Tuesday, 6 May 2014
Comedy review: Fame: Not The Musical
Having what he describes as a generic Jewish face, the main symptom of Baddiel not being on TV as much as he used to seems to be mistaken identity: People know they recognise him, but think he's someone else, usually Ben Elton. An urban myth suggested that, because of the Fantasy Football connection, Andrew Lloyd Webber wanted Baddiel to write the book for The Beautiful Game, but ended up with Elton because he couldn't tell the difference between them. Years later Baddiel met Lloyd Webber and discovered not only that it was true, but that the composer still couldn't tell the difference, despite having written a musical with Elton.

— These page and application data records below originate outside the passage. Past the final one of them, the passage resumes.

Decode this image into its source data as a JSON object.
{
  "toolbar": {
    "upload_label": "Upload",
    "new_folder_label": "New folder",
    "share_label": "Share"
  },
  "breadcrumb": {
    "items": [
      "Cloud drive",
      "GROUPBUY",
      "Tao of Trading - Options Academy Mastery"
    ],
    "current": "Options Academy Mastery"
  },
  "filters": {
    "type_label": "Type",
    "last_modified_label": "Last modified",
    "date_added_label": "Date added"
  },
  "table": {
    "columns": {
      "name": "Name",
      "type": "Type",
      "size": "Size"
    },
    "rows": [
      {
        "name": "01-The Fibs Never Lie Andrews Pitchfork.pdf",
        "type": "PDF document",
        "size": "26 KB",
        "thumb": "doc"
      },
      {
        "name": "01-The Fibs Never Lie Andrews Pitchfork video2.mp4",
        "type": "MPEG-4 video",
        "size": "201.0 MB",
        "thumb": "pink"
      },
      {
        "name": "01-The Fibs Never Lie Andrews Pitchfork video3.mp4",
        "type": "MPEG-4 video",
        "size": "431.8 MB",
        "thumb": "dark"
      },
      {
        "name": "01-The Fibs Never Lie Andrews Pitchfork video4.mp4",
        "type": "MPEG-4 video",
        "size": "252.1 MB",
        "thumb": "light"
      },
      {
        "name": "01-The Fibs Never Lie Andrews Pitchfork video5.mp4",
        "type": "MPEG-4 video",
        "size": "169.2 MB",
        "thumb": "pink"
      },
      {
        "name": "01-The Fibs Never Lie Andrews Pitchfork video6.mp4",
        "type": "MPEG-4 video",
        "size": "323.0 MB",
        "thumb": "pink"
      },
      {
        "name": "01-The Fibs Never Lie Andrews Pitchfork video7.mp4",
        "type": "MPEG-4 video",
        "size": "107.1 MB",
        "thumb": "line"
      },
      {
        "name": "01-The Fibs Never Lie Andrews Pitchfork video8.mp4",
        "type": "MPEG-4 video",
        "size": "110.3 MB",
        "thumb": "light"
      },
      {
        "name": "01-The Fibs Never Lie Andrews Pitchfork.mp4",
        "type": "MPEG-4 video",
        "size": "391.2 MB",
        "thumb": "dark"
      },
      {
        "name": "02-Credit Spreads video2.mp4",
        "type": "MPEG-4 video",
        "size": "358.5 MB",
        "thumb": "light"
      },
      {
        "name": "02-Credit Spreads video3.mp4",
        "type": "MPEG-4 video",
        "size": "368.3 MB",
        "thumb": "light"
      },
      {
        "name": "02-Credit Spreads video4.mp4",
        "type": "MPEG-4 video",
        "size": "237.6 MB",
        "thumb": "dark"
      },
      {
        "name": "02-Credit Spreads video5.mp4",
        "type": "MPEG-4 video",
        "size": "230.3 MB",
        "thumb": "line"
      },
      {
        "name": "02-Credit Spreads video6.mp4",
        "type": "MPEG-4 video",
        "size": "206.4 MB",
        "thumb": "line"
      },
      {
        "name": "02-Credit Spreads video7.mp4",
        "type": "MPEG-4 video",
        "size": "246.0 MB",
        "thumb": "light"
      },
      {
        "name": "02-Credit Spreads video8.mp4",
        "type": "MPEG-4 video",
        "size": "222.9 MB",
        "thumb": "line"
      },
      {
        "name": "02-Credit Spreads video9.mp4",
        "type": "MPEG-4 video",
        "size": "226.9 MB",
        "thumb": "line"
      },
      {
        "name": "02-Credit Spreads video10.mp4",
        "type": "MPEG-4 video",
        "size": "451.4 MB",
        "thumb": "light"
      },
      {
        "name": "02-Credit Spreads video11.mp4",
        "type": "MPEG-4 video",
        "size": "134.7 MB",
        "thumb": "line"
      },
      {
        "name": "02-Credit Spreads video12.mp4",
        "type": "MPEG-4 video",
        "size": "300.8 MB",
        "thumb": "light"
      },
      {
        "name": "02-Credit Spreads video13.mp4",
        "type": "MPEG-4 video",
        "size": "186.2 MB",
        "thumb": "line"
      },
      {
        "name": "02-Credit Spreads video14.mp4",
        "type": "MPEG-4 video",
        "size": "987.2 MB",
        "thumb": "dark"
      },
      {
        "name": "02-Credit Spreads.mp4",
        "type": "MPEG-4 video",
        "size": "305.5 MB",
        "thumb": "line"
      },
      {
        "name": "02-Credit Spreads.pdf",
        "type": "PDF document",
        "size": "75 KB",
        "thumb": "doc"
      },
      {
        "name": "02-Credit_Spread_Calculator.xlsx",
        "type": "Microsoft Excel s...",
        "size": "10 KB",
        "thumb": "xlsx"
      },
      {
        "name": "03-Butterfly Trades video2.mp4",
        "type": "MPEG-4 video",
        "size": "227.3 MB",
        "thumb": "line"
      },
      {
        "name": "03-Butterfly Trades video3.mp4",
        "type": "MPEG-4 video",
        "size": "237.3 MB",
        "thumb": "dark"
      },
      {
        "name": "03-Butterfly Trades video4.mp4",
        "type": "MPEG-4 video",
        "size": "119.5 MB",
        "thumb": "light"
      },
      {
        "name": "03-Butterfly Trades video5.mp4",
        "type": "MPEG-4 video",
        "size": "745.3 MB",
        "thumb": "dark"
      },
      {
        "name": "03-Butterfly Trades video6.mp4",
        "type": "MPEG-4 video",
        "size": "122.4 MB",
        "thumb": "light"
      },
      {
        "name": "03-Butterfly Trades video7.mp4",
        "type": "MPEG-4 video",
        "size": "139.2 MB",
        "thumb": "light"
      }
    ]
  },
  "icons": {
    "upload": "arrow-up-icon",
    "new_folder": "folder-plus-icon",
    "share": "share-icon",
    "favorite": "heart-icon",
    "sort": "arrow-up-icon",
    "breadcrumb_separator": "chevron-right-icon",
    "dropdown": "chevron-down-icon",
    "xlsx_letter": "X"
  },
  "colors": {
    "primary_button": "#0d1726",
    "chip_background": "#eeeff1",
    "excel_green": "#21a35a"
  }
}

Fame: Not The Musical is a self-deprecating, affable show, in contrast to the brash and laddish image the comedian has, which is another of the issues he deals with: How once a public perception has been formed, no matter how far from it a person's actions actually are, they'll always be perceived through that prism. He also looks into internet trolls (although contrary to what he suggests, they're not a phenomenon aimed solely at celebrities) and invites the audience to tweet him in the interval. The Menier seems to be a bit of a black hole for my phone's signal so I couldn't, but if he wants a story of fickle fame from much earlier in his career, I can point him to me and my family watching a Mary Whitehouse Experience sketch he was in, around the time they were becoming the biggest thing on TV. The sketch's main gag involved them repeating his own name several times, and at home we pretty much responded "Who's David Baddiel?"
This is a meandering show that's often very funny but isn't concerned with supplying a non-stop stream of gags, instead the laughs are balanced with some interesting observations on modern fame and the weird way people with differing degrees of celebrity interact. And it's good to know someone else remembers the catchphrase "that's you, that is," even if it is Baddiel himself.
Fame: Not The Musical by David Baddiel is booking until the 23rd of May at the Menier Chocolate Factory. Plenty of tickets still available, because he's not that famous any more.
Running time: 1 hour 45 minutes including interval.